§ **Your assignment**: Go through the listing and copy each line with the string "image".

§ **Information supplied**:
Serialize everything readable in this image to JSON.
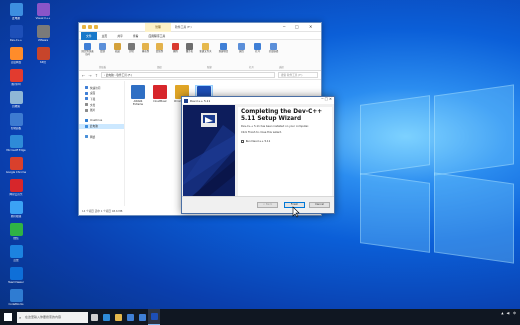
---
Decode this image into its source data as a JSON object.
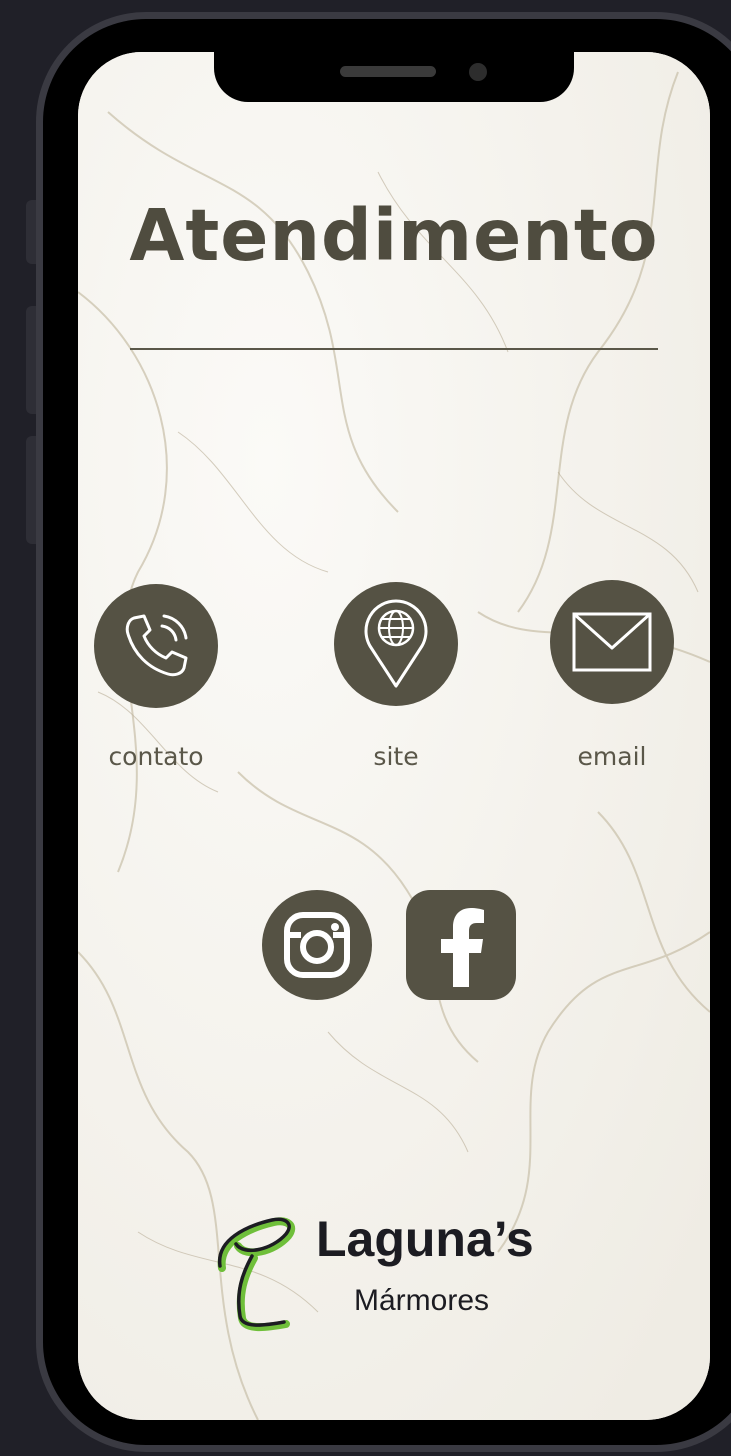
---
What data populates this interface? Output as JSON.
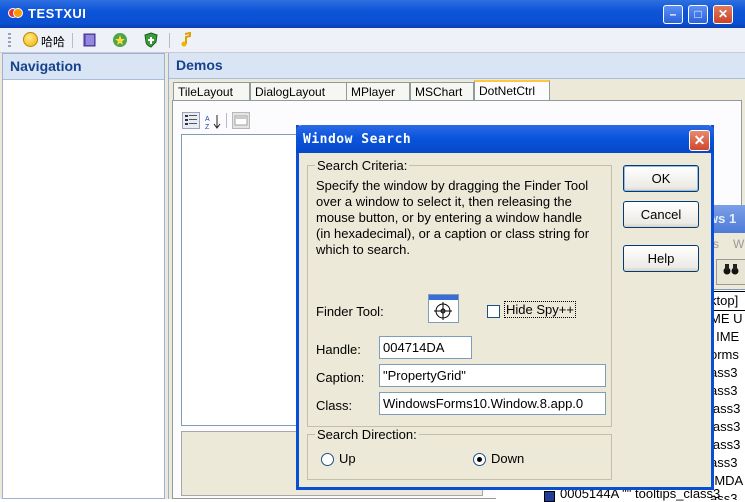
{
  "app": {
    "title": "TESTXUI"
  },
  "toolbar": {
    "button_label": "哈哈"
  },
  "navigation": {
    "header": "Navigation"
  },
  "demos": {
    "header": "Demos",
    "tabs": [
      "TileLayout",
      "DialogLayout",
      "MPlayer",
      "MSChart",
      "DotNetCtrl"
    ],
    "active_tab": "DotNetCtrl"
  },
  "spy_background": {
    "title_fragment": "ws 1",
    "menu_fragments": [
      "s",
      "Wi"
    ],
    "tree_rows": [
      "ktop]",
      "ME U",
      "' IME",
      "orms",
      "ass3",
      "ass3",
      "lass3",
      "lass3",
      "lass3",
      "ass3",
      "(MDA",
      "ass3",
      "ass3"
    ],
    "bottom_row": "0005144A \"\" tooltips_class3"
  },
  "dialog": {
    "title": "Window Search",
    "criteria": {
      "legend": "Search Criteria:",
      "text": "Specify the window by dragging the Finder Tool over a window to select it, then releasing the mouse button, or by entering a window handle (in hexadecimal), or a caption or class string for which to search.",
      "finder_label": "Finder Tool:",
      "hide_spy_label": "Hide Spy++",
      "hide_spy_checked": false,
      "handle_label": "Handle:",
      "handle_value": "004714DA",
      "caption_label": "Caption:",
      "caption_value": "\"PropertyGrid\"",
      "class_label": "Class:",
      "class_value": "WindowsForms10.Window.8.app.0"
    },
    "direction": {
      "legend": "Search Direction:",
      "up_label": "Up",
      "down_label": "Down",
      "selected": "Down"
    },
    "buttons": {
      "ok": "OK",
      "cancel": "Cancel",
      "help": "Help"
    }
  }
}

§ **Answer area**:
Serialize everything readable in this image to JSON.
Decode this image into its source data as a JSON object.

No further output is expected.